Boston Globe Health and Science staff:
Karen Weintraub, Deputy Health and Science Editor, and Gideon Gil, Health and Science Editor.
Short White Coat blogger Ishani Ganguli
Short White Coat blogger Jennifer Srygley
Wednesday, May 16, 2007
Finding a quicker route to vaccines
Harvard microbiologist Dr. Darren E. Higgins (left) wants to help your immune system in a hurry and on the cheap, a story in today's New York Times says.
The 40-year-old associate professor of microbiology and molecular genetics at Harvard Medical School is a co-founder of Genocea, a Cambridge start-up working on a novel method of vaccine development. His goal is to find the quickest way to make inexpensive vaccines that fight numerous complex and aggressive viruses and bacteria, the story says.

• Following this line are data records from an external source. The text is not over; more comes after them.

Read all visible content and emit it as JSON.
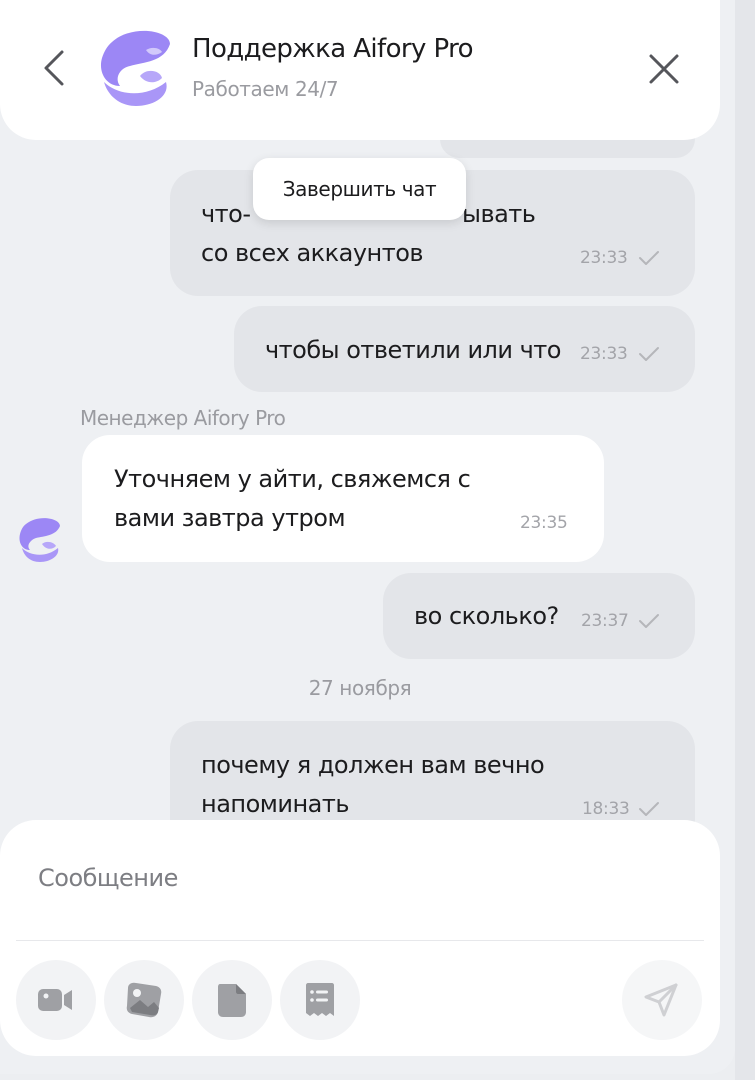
{
  "header": {
    "title": "Поддержка Aifory Pro",
    "subtitle": "Работаем 24/7",
    "back_icon": "chevron-left-icon",
    "close_icon": "close-icon",
    "logo_icon": "aifory-logo-icon"
  },
  "tooltip": {
    "label": "Завершить чат"
  },
  "messages": [
    {
      "text_line1": "что-",
      "text_line1_end": "ывать",
      "text_line2": "со всех аккаунтов",
      "time": "23:33",
      "read": true
    },
    {
      "text": "чтобы ответили или что",
      "time": "23:33",
      "read": true
    },
    {
      "sender": "Менеджер Aifory Pro",
      "text_line1": "Уточняем у айти, свяжемся с",
      "text_line2": "вами завтра утром",
      "time": "23:35"
    },
    {
      "text": "во сколько?",
      "time": "23:37",
      "read": true
    },
    {
      "text_line1": "почему я должен вам вечно",
      "text_line2": "напоминать",
      "time": "18:33",
      "read": true
    }
  ],
  "date_separator": "27 ноября",
  "composer": {
    "placeholder": "Сообщение",
    "tools": [
      "video-icon",
      "image-icon",
      "file-icon",
      "receipt-icon"
    ],
    "send_icon": "send-icon"
  },
  "colors": {
    "accent_logo": "#9c87f5",
    "outgoing_bubble": "#e3e5e9",
    "incoming_bubble": "#ffffff",
    "background": "#eef0f3",
    "muted_text": "#9a9ba0"
  }
}
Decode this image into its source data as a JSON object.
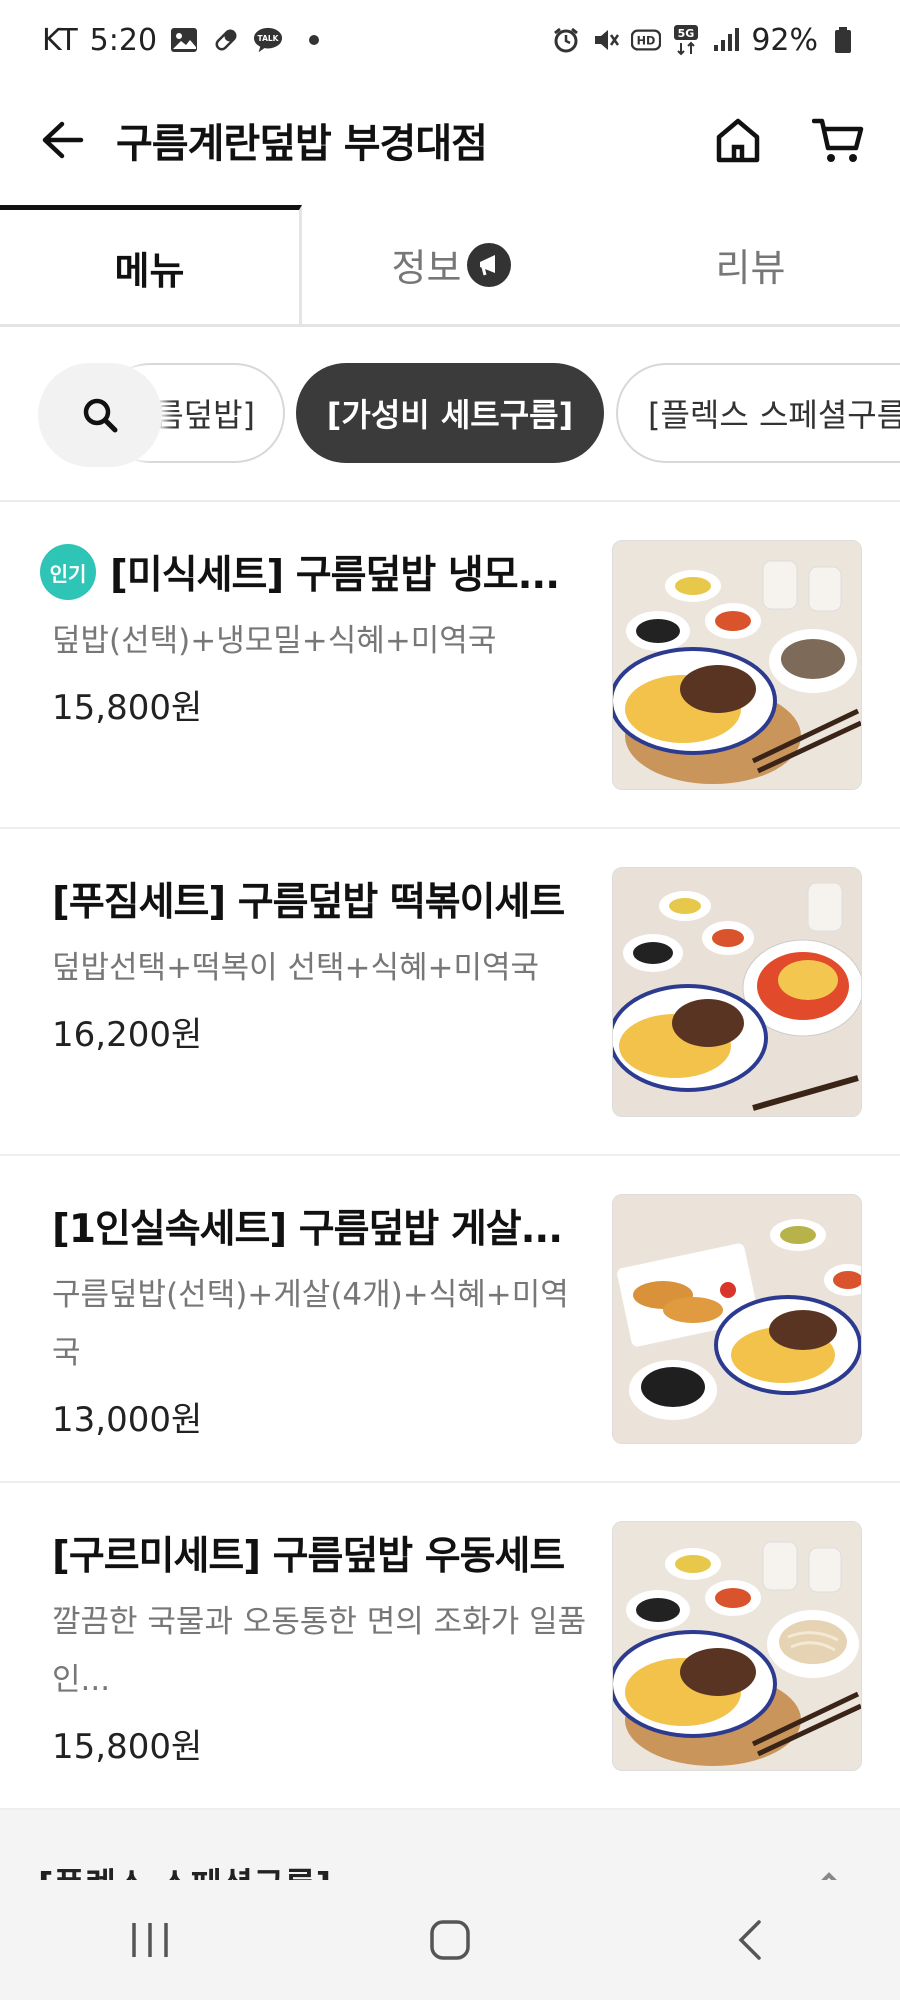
{
  "status_bar": {
    "carrier": "KT",
    "time": "5:20",
    "battery": "92%",
    "left_icons": [
      "gallery-icon",
      "pill-icon",
      "talk-icon"
    ],
    "right_icons": [
      "alarm-icon",
      "mute-icon",
      "hd-icon",
      "5g-icon",
      "signal-icon",
      "battery-icon"
    ],
    "talk_label": "TALK",
    "hd_label": "HD",
    "fiveg_label": "5G"
  },
  "header": {
    "title": "구름계란덮밥 부경대점",
    "back_icon": "back-arrow-icon",
    "home_icon": "home-icon",
    "cart_icon": "cart-icon"
  },
  "tabs": [
    {
      "label": "메뉴",
      "active": true
    },
    {
      "label": "정보",
      "active": false
    },
    {
      "label": "리뷰",
      "active": false
    }
  ],
  "category_chips": {
    "prev": "름덮밥]",
    "active": "[가성비 세트구름]",
    "next": "[플렉스 스페셜구름"
  },
  "menu_items": [
    {
      "name": "[미식세트] 구름덮밥 냉모...",
      "badge": "인기",
      "description": "덮밥(선택)+냉모밀+식혜+미역국",
      "price": "15,800원"
    },
    {
      "name": "[푸짐세트] 구름덮밥 떡볶이세트",
      "description": "덮밥선택+떡복이 선택+식혜+미역국",
      "price": "16,200원"
    },
    {
      "name": "[1인실속세트] 구름덮밥 게살...",
      "description": "구름덮밥(선택)+게살(4개)+식혜+미역국",
      "price": "13,000원"
    },
    {
      "name": "[구르미세트] 구름덮밥 우동세트",
      "description": "깔끔한 국물과 오동통한 면의 조화가 일품인...",
      "price": "15,800원"
    }
  ],
  "section": {
    "title": "[플렉스 스페셜구름]"
  },
  "nav_bar": {
    "recent_icon": "recent-apps-icon",
    "home_icon": "home-nav-icon",
    "back_icon": "back-nav-icon"
  },
  "colors": {
    "accent_dark": "#3b3b3b",
    "popular_badge": "#2ec4b6",
    "text_primary": "#111111",
    "text_secondary": "#777777"
  }
}
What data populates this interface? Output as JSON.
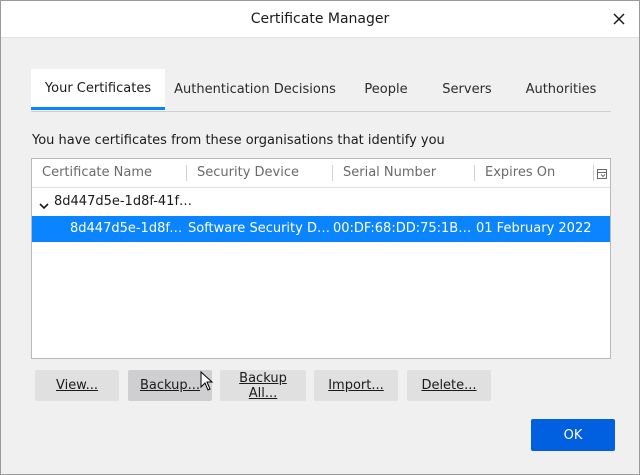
{
  "window": {
    "title": "Certificate Manager",
    "close_glyph": "✕"
  },
  "tabs": [
    {
      "label": "Your Certificates",
      "selected": true
    },
    {
      "label": "Authentication Decisions",
      "selected": false
    },
    {
      "label": "People",
      "selected": false
    },
    {
      "label": "Servers",
      "selected": false
    },
    {
      "label": "Authorities",
      "selected": false
    }
  ],
  "description": "You have certificates from these organisations that identify you",
  "tree": {
    "columns": [
      "Certificate Name",
      "Security Device",
      "Serial Number",
      "Expires On"
    ],
    "group": {
      "name": "8d447d5e-1d8f-41f0..."
    },
    "rows": [
      {
        "certificate_name": "8d447d5e-1d8f-4...",
        "security_device": "Software Security Devi...",
        "serial_number": "00:DF:68:DD:75:1B:BD:...",
        "expires_on": "01 February 2022",
        "selected": true
      }
    ]
  },
  "buttons": {
    "view": "View...",
    "backup": "Backup...",
    "backup_all": "Backup All...",
    "import": "Import...",
    "delete": "Delete...",
    "ok": "OK"
  },
  "colors": {
    "accent": "#0a84ff",
    "ok_button": "#0060df",
    "button": "#e0e0e0"
  }
}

Students in his lab are trying to determine which proteins stimulate an immune system response, the story says. The idea is to administer these proteins, or combinations of proteins, to people in order to prepare their immune systems to resist attacks by the likes of tuberculosis, HIV or malaria.
"We are mimicking the human body immune response," he told the Times.